The Snowflake Diadem for the Queen of Canada

Today’s post is dedicated to HM Queen Elizabeth II, who turns 89 today! Although her official birthday is not celebrated until June at Trooping the Colour, I thought I would introduce my readers to a little-known royal head ornament for the Queen of Canada: the Snowflake Diadem.

The Snowflake Diadem on medals and in the stained glass window

The snowflake diadem was designed in 2008 and approved by the Queen. It features alternating stellar dendrite snowflakes and stylised maple leaves (designed by Jacques Saint Cyr in the 1960’s based on the red maple leaf) atop triangular arches. Symbolising her status as Queen of Canada, the diadem does not exist physically (it’s imaginary!). (So for the Canadians who are strongly opposed to the monarchy, you needn’t worry that our taxes went towards the creation of a new crown and is hiding in the Tower of London with the rest of the crown jewels.) In fact, it exists only as a design, featured in the Diamond Jubilee [stained glass] Window at Parliament Hill (to be exact, ‘above the Senate entrance to the Centre Block) in Ottawa, on the Sacrifice Medal (a medal created in 2008 for a member of the Canadian or allied forces wounded or killed in action), and on the Operational Service Medal (a medal created in 2010 for Canadian or allied forces, as well as Canadian police officers, for their services in peacekeeping or other military campaigns). I had trouble finding out who the designer(s) is/are, so I am going to assume that the designers of the stained glass window, Christopher Goodman and Angela Zissoff from Kelowna, British Columbia, also designed the diadem. During her recent royal tour of Canada in 2010, the Queen saw and approved the model for the stained glass window, which was a gift to her on the occasion of her Diamond Jubilee in 2012.

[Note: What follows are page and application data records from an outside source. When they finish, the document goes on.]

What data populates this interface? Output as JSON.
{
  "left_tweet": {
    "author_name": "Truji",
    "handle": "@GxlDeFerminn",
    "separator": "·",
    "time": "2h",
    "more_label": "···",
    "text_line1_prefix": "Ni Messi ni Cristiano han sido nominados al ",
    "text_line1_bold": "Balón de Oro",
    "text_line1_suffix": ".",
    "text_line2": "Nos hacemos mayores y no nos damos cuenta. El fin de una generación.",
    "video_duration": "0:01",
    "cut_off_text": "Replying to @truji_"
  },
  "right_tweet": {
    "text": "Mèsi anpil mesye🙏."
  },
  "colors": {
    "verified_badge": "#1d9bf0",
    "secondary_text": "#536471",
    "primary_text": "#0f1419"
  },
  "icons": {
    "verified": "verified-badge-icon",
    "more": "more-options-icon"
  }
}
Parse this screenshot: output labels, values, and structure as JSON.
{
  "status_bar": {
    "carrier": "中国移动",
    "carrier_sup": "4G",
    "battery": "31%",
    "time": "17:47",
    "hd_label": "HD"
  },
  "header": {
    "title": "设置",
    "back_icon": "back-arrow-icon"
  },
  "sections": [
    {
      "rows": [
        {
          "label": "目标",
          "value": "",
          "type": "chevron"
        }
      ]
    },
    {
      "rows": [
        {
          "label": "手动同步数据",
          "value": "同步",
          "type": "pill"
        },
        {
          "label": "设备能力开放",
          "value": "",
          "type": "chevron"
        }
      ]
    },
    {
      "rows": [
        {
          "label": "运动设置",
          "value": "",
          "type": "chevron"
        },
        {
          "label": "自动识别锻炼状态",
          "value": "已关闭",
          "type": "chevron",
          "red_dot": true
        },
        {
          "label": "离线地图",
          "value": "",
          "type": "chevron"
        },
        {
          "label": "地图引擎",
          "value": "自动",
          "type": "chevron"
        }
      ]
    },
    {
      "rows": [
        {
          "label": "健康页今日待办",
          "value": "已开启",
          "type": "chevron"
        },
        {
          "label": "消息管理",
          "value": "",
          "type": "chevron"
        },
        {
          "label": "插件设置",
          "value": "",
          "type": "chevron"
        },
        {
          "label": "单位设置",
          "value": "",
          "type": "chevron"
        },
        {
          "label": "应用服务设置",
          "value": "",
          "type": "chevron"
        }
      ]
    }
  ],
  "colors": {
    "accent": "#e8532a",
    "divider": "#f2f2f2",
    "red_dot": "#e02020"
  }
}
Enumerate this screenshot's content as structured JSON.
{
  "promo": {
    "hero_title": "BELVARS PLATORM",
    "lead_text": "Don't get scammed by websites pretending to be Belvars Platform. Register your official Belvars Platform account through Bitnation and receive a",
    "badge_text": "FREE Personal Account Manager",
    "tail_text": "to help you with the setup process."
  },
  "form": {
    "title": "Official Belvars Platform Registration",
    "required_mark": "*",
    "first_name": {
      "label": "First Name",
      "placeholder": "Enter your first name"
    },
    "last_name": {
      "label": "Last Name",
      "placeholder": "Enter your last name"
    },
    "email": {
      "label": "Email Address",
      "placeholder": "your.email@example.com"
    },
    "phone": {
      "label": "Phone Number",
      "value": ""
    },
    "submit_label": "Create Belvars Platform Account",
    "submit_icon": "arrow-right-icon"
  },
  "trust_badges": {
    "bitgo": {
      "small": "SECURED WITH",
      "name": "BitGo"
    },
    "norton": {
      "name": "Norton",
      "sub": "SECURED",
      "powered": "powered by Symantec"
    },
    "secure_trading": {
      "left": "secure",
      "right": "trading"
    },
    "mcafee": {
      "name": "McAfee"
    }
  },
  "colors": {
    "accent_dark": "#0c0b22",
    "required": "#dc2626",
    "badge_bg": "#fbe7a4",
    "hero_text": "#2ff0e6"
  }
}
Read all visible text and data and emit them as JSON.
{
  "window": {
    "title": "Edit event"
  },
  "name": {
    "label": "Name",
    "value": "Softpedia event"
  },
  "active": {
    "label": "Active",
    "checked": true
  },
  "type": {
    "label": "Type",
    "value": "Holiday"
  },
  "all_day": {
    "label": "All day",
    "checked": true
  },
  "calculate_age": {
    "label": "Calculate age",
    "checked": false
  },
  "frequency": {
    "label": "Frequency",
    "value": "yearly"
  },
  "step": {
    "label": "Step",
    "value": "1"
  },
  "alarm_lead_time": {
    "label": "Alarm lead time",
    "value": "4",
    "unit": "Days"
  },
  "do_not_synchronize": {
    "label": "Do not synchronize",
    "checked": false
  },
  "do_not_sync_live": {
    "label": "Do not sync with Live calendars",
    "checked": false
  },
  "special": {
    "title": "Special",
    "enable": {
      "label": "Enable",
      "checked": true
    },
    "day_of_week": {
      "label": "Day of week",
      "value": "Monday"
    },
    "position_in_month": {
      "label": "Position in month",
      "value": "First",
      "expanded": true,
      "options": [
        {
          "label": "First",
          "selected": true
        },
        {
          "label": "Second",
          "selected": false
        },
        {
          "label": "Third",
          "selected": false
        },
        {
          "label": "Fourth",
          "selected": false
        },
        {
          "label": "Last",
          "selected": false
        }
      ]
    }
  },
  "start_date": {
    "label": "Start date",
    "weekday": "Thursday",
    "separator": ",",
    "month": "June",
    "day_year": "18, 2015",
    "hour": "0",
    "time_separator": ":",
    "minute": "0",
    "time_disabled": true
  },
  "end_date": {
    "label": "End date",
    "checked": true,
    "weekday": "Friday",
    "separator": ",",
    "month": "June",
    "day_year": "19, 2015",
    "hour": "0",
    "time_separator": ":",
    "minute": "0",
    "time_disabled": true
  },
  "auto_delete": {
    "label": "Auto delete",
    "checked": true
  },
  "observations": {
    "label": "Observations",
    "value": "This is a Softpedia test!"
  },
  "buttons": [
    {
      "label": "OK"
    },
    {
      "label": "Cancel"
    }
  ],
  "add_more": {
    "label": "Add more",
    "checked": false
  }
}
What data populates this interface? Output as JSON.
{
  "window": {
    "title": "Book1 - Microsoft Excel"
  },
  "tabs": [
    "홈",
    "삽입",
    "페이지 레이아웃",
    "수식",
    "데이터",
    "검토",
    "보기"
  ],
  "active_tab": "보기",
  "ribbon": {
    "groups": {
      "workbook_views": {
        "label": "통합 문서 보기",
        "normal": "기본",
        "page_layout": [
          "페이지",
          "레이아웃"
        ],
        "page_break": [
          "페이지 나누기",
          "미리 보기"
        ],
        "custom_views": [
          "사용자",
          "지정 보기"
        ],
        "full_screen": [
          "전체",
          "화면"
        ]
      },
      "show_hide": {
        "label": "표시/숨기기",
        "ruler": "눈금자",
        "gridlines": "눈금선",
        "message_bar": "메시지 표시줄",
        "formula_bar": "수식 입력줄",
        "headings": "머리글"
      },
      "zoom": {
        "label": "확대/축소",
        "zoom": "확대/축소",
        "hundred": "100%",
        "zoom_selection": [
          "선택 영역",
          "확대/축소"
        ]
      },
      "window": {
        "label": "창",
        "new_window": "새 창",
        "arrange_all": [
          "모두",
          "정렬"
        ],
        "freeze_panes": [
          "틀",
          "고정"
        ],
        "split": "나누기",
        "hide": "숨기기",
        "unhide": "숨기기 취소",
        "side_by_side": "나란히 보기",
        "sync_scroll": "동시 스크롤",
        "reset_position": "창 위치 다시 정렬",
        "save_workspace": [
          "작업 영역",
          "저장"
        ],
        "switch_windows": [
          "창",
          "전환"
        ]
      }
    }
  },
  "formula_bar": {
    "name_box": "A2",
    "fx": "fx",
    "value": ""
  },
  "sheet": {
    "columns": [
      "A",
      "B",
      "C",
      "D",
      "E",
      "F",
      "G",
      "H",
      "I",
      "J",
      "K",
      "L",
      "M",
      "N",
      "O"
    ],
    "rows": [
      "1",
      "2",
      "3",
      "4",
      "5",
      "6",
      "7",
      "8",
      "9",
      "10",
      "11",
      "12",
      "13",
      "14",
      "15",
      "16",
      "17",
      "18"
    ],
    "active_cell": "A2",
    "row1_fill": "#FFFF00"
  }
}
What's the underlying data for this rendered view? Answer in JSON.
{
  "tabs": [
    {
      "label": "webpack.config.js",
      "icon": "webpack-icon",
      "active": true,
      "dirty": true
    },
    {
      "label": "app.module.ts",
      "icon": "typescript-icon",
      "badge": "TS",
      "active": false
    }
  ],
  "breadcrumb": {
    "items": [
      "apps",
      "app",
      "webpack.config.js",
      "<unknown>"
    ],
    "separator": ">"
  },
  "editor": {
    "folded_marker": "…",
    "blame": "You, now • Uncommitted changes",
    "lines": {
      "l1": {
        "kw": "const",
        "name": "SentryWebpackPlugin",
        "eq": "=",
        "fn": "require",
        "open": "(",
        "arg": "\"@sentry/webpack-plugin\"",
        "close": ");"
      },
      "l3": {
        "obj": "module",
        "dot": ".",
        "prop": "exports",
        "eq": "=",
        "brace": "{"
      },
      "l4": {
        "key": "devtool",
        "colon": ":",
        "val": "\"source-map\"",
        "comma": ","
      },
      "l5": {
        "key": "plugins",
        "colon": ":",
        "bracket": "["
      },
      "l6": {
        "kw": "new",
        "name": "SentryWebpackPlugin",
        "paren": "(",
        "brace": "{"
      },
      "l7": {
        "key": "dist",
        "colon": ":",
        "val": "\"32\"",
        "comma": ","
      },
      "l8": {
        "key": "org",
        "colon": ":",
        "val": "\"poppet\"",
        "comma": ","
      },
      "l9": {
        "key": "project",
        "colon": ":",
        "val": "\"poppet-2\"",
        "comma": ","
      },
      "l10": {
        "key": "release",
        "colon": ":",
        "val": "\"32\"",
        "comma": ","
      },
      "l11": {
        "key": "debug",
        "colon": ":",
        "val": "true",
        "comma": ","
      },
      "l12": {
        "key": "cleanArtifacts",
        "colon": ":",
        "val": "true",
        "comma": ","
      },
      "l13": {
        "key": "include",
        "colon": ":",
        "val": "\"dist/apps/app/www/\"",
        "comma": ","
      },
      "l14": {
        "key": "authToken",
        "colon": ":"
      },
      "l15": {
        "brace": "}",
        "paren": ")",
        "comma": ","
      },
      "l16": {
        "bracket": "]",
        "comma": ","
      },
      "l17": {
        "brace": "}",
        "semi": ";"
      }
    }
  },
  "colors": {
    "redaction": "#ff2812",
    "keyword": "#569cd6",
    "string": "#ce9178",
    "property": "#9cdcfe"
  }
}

To have a better idea of what the snowflake diadem could look like materially, let’s have a closer look at the diadem on the OSM medal in hi-resolution. The triangular arches and band are lined with round cut diamonds, much like the 1915 Belle Epoque ruby and diamond necklace/tiara. Each arch has nine diamonds. The profile view shows three maple leaves and two snowflakes. Given the maple leaf in the front and back, we can assume that the opposite side also features two snowflakes and one maple leaf. Unlike the diamond Maple Leaf Brooch (gifted to the Queen Mother by her husband ahead of their royal tour of Canada in 1939), the leaves’ edges and veins seem to be plated (in platinum?). To create the brilliance of the maple leaves, I am guessing that the leaf blade would be filled with several small cushion-cut diamonds, similar to the diamond leaves in the Danish Ruby Parure Tiara. As for the snowflakes, my guess is that the outline is lined with tiny round- or baguette-cut diamonds, with a bigger round diamond in the centre. (Clearly, I am no jewellery expert so do not take my word for this!) Since it is to be a Canadian diadem, it must be made from Canadian-mined diamonds, of course. When the Duke and Duchess of Cambridge came to Canada in 2011, they were gifted Harry Winston diamond polar bear cufflinks and a brooch from the Diavik Mine in the Northwest Territories. (As you may or may not know, the American luxury brand, Harry Winston, had been in Canadian hands from 2004/6 to 2013.) According to Robert Gannicott, the Chairman and CEO of Harry Winston, Canadian diamonds are ‘largely brighter and glassier than African diamonds.’ Furthermore, those who purchase Canadian diamonds can be reassured that these are not tainted by conflict-zones. It would be likely that the diamonds for the snowflake diadem would come from either the Diavik or Ekati Mines. As for the craftsmanship – now that Harry Winston is in Swiss hands – I’m afraid I can’t think of a Canadian-owned luxury brand at the moment. 🙁

So there you go. The imaginary diadem that could be!